*** Task inputs ***

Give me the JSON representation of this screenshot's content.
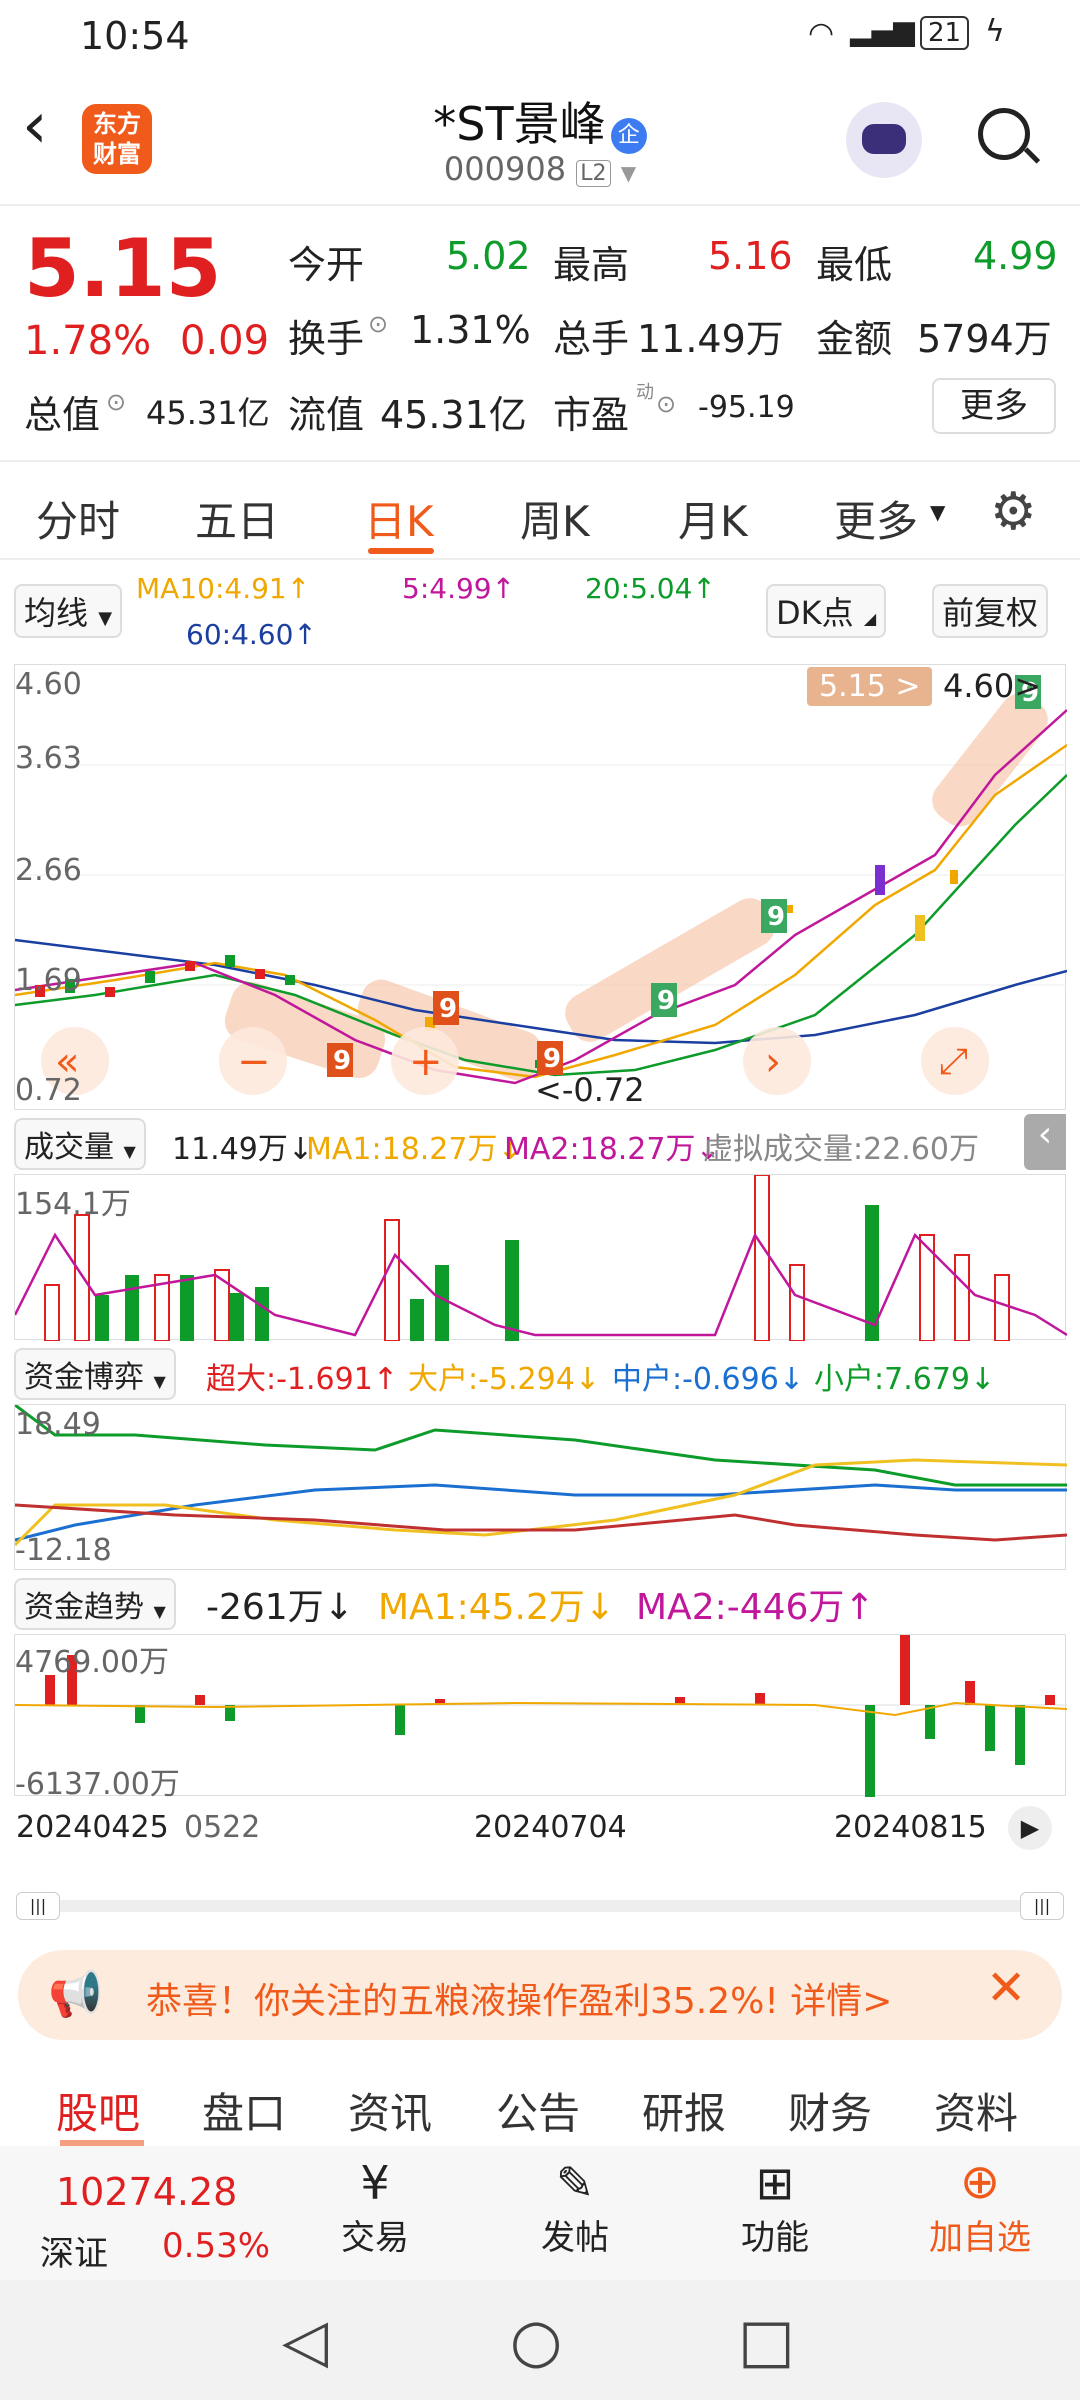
{
  "status": {
    "time": "10:54",
    "battery": "21"
  },
  "header": {
    "brand_line1": "东方",
    "brand_line2": "财富",
    "title": "*ST景峰",
    "badge": "企",
    "code": "000908",
    "level": "L2"
  },
  "quote": {
    "price": "5.15",
    "pct": "1.78%",
    "chg": "0.09",
    "open_label": "今开",
    "open": "5.02",
    "high_label": "最高",
    "high": "5.16",
    "low_label": "最低",
    "low": "4.99",
    "turnover_label": "换手",
    "turnover": "1.31%",
    "vol_label": "总手",
    "vol": "11.49万",
    "amount_label": "金额",
    "amount": "5794万",
    "mcap_label": "总值",
    "mcap": "45.31亿",
    "float_label": "流值",
    "float": "45.31亿",
    "pe_label": "市盈",
    "pe_sup": "动",
    "pe": "-95.19",
    "more": "更多"
  },
  "tabs": [
    "分时",
    "五日",
    "日K",
    "周K",
    "月K",
    "更多"
  ],
  "ma": {
    "selector": "均线",
    "ma10": "MA10:4.91↑",
    "ma5": "5:4.99↑",
    "ma20": "20:5.04↑",
    "ma60": "60:4.60↑",
    "dk": "DK点",
    "fq": "前复权"
  },
  "kline": {
    "y_top": "4.60",
    "y2": "3.63",
    "y3": "2.66",
    "y4": "1.69",
    "y_bot": "0.72",
    "cur_price": "5.15 >",
    "max_label": "4.60>",
    "min_label": "<-0.72"
  },
  "volume": {
    "selector": "成交量",
    "vol": "11.49万↓",
    "ma1": "MA1:18.27万↓",
    "ma2": "MA2:18.27万↓",
    "virtual": "虚拟成交量:22.60万",
    "max": "154.1万"
  },
  "fund": {
    "selector": "资金博弈",
    "super": "超大:-1.691↑",
    "large": "大户:-5.294↓",
    "medium": "中户:-0.696↓",
    "small": "小户:7.679↓",
    "max": "18.49",
    "min": "-12.18"
  },
  "trend": {
    "selector": "资金趋势",
    "value": "-261万↓",
    "ma1": "MA1:45.2万↓",
    "ma2": "MA2:-446万↑",
    "max": "4769.00万",
    "min": "-6137.00万"
  },
  "dates": {
    "d1": "20240425",
    "d2": "0522",
    "d3": "20240704",
    "d4": "20240815"
  },
  "banner": {
    "text": "恭喜！你关注的五粮液操作盈利35.2%! 详情>"
  },
  "bottom_tabs": [
    "股吧",
    "盘口",
    "资讯",
    "公告",
    "研报",
    "财务",
    "资料"
  ],
  "bottom_bar": {
    "index_value": "10274.28",
    "index_name": "深证",
    "index_pct": "0.53%",
    "trade": "交易",
    "post": "发帖",
    "func": "功能",
    "add": "加自选"
  },
  "colors": {
    "up": "#e02020",
    "down": "#0d9b2a",
    "brand": "#f05a1a"
  }
}
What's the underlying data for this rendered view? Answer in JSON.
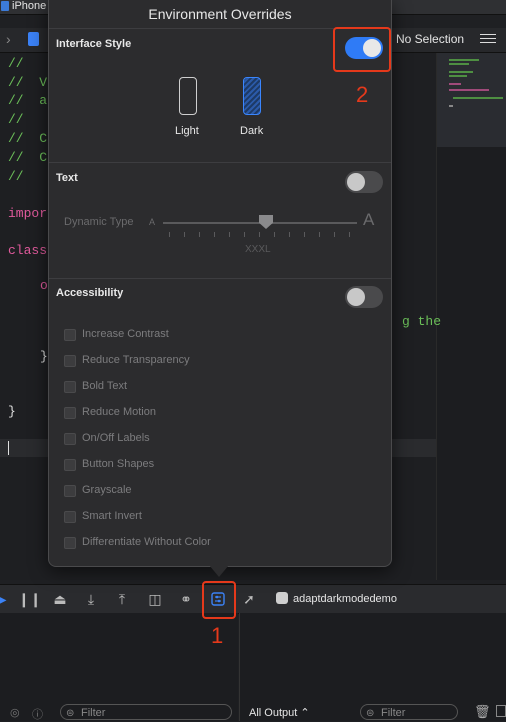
{
  "window": {
    "title_fragment": "iPhone"
  },
  "jumpbar": {
    "selection_label": "No Selection"
  },
  "code": {
    "lines": [
      {
        "text": "//",
        "color": "#6bbf59"
      },
      {
        "text": "//  V",
        "color": "#6bbf59"
      },
      {
        "text": "//  a",
        "color": "#6bbf59"
      },
      {
        "text": "//",
        "color": "#6bbf59"
      },
      {
        "text": "//  C",
        "color": "#6bbf59"
      },
      {
        "text": "//  C",
        "color": "#6bbf59"
      },
      {
        "text": "//",
        "color": "#6bbf59"
      },
      {
        "text": "impor",
        "color": "#e05a9c"
      },
      {
        "text": "class",
        "color": "#e05a9c"
      },
      {
        "text": "o",
        "color": "#e05a9c"
      },
      {
        "text": "}",
        "color": "#e0e0e0"
      },
      {
        "text": "}",
        "color": "#e0e0e0"
      }
    ],
    "right_fragment": "g the"
  },
  "popover": {
    "title": "Environment Overrides",
    "interface_style": {
      "label": "Interface Style",
      "enabled": true,
      "options": [
        {
          "label": "Light",
          "selected": false
        },
        {
          "label": "Dark",
          "selected": true
        }
      ]
    },
    "text": {
      "label": "Text",
      "enabled": false,
      "dynamic_type_label": "Dynamic Type",
      "small_a": "A",
      "large_a": "A",
      "current_size": "XXXL"
    },
    "accessibility": {
      "label": "Accessibility",
      "enabled": false,
      "options": [
        {
          "label": "Increase Contrast",
          "checked": false
        },
        {
          "label": "Reduce Transparency",
          "checked": false
        },
        {
          "label": "Bold Text",
          "checked": false
        },
        {
          "label": "Reduce Motion",
          "checked": false
        },
        {
          "label": "On/Off Labels",
          "checked": false
        },
        {
          "label": "Button Shapes",
          "checked": false
        },
        {
          "label": "Grayscale",
          "checked": false
        },
        {
          "label": "Smart Invert",
          "checked": false
        },
        {
          "label": "Differentiate Without Color",
          "checked": false
        }
      ]
    }
  },
  "debugbar": {
    "app_name": "adaptdarkmodedemo"
  },
  "bottom": {
    "left_filter_placeholder": "Filter",
    "output_selector": "All Output",
    "right_filter_placeholder": "Filter"
  },
  "annotations": {
    "label_1": "1",
    "label_2": "2",
    "color": "#e5391b"
  },
  "colors": {
    "accent": "#2f7bf6",
    "comment": "#6bbf59",
    "keyword": "#e05a9c"
  }
}
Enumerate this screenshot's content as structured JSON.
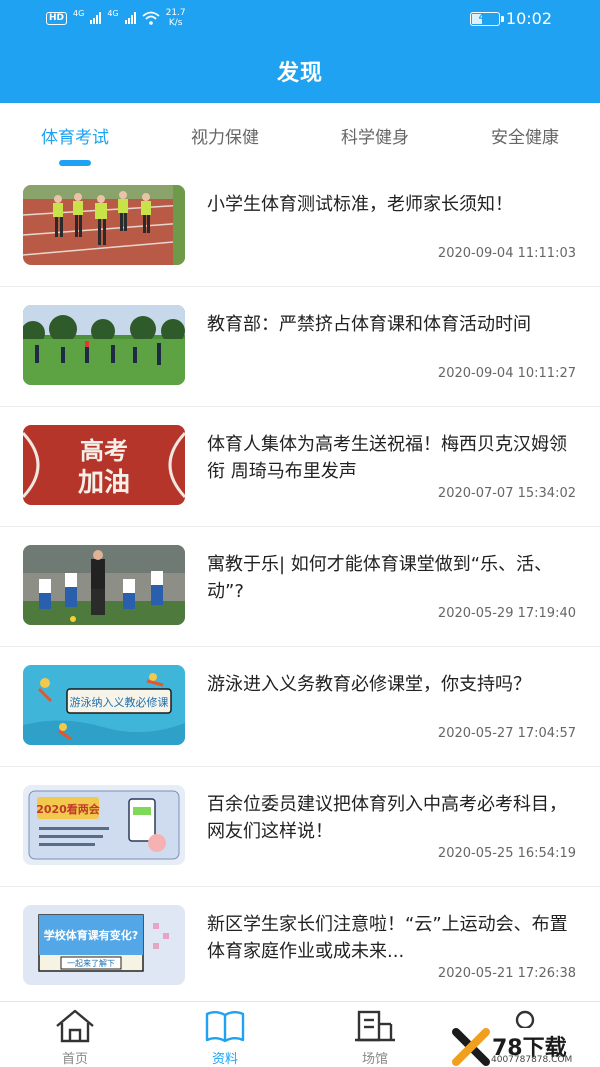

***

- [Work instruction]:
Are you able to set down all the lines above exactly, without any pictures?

- [Response]:
Give me the JSON representation of this screenshot's content.
{
  "status": {
    "time": "10:54",
    "battery": "21"
  },
  "header": {
    "brand_line1": "东方",
    "brand_line2": "财富",
    "title": "*ST景峰",
    "badge": "企",
    "code": "000908",
    "level": "L2"
  },
  "quote": {
    "price": "5.15",
    "pct": "1.78%",
    "chg": "0.09",
    "open_label": "今开",
    "open": "5.02",
    "high_label": "最高",
    "high": "5.16",
    "low_label": "最低",
    "low": "4.99",
    "turnover_label": "换手",
    "turnover": "1.31%",
    "vol_label": "总手",
    "vol": "11.49万",
    "amount_label": "金额",
    "amount": "5794万",
    "mcap_label": "总值",
    "mcap": "45.31亿",
    "float_label": "流值",
    "float": "45.31亿",
    "pe_label": "市盈",
    "pe_sup": "动",
    "pe": "-95.19",
    "more": "更多"
  },
  "tabs": [
    "分时",
    "五日",
    "日K",
    "周K",
    "月K",
    "更多"
  ],
  "ma": {
    "selector": "均线",
    "ma10": "MA10:4.91↑",
    "ma5": "5:4.99↑",
    "ma20": "20:5.04↑",
    "ma60": "60:4.60↑",
    "dk": "DK点",
    "fq": "前复权"
  },
  "kline": {
    "y_top": "4.60",
    "y2": "3.63",
    "y3": "2.66",
    "y4": "1.69",
    "y_bot": "0.72",
    "cur_price": "5.15 >",
    "max_label": "4.60>",
    "min_label": "<-0.72"
  },
  "volume": {
    "selector": "成交量",
    "vol": "11.49万↓",
    "ma1": "MA1:18.27万↓",
    "ma2": "MA2:18.27万↓",
    "virtual": "虚拟成交量:22.60万",
    "max": "154.1万"
  },
  "fund": {
    "selector": "资金博弈",
    "super": "超大:-1.691↑",
    "large": "大户:-5.294↓",
    "medium": "中户:-0.696↓",
    "small": "小户:7.679↓",
    "max": "18.49",
    "min": "-12.18"
  },
  "trend": {
    "selector": "资金趋势",
    "value": "-261万↓",
    "ma1": "MA1:45.2万↓",
    "ma2": "MA2:-446万↑",
    "max": "4769.00万",
    "min": "-6137.00万"
  },
  "dates": {
    "d1": "20240425",
    "d2": "0522",
    "d3": "20240704",
    "d4": "20240815"
  },
  "banner": {
    "text": "恭喜！你关注的五粮液操作盈利35.2%! 详情>"
  },
  "bottom_tabs": [
    "股吧",
    "盘口",
    "资讯",
    "公告",
    "研报",
    "财务",
    "资料"
  ],
  "bottom_bar": {
    "index_value": "10274.28",
    "index_name": "深证",
    "index_pct": "0.53%",
    "trade": "交易",
    "post": "发帖",
    "func": "功能",
    "add": "加自选"
  },
  "colors": {
    "up": "#e02020",
    "down": "#0d9b2a",
    "brand": "#f05a1a"
  }
}
What's the underlying data for this rendered view? Answer in JSON.
{
  "window": {
    "title_fragment": "iPhone"
  },
  "jumpbar": {
    "selection_label": "No Selection"
  },
  "code": {
    "lines": [
      {
        "text": "//",
        "color": "#6bbf59"
      },
      {
        "text": "//  V",
        "color": "#6bbf59"
      },
      {
        "text": "//  a",
        "color": "#6bbf59"
      },
      {
        "text": "//",
        "color": "#6bbf59"
      },
      {
        "text": "//  C",
        "color": "#6bbf59"
      },
      {
        "text": "//  C",
        "color": "#6bbf59"
      },
      {
        "text": "//",
        "color": "#6bbf59"
      },
      {
        "text": "impor",
        "color": "#e05a9c"
      },
      {
        "text": "class",
        "color": "#e05a9c"
      },
      {
        "text": "o",
        "color": "#e05a9c"
      },
      {
        "text": "}",
        "color": "#e0e0e0"
      },
      {
        "text": "}",
        "color": "#e0e0e0"
      }
    ],
    "right_fragment": "g the"
  },
  "popover": {
    "title": "Environment Overrides",
    "interface_style": {
      "label": "Interface Style",
      "enabled": true,
      "options": [
        {
          "label": "Light",
          "selected": false
        },
        {
          "label": "Dark",
          "selected": true
        }
      ]
    },
    "text": {
      "label": "Text",
      "enabled": false,
      "dynamic_type_label": "Dynamic Type",
      "small_a": "A",
      "large_a": "A",
      "current_size": "XXXL"
    },
    "accessibility": {
      "label": "Accessibility",
      "enabled": false,
      "options": [
        {
          "label": "Increase Contrast",
          "checked": false
        },
        {
          "label": "Reduce Transparency",
          "checked": false
        },
        {
          "label": "Bold Text",
          "checked": false
        },
        {
          "label": "Reduce Motion",
          "checked": false
        },
        {
          "label": "On/Off Labels",
          "checked": false
        },
        {
          "label": "Button Shapes",
          "checked": false
        },
        {
          "label": "Grayscale",
          "checked": false
        },
        {
          "label": "Smart Invert",
          "checked": false
        },
        {
          "label": "Differentiate Without Color",
          "checked": false
        }
      ]
    }
  },
  "debugbar": {
    "app_name": "adaptdarkmodedemo"
  },
  "bottom": {
    "left_filter_placeholder": "Filter",
    "output_selector": "All Output",
    "right_filter_placeholder": "Filter"
  },
  "annotations": {
    "label_1": "1",
    "label_2": "2",
    "color": "#e5391b"
  },
  "colors": {
    "accent": "#2f7bf6",
    "comment": "#6bbf59",
    "keyword": "#e05a9c"
  }
}
Enumerate this screenshot's content as structured JSON.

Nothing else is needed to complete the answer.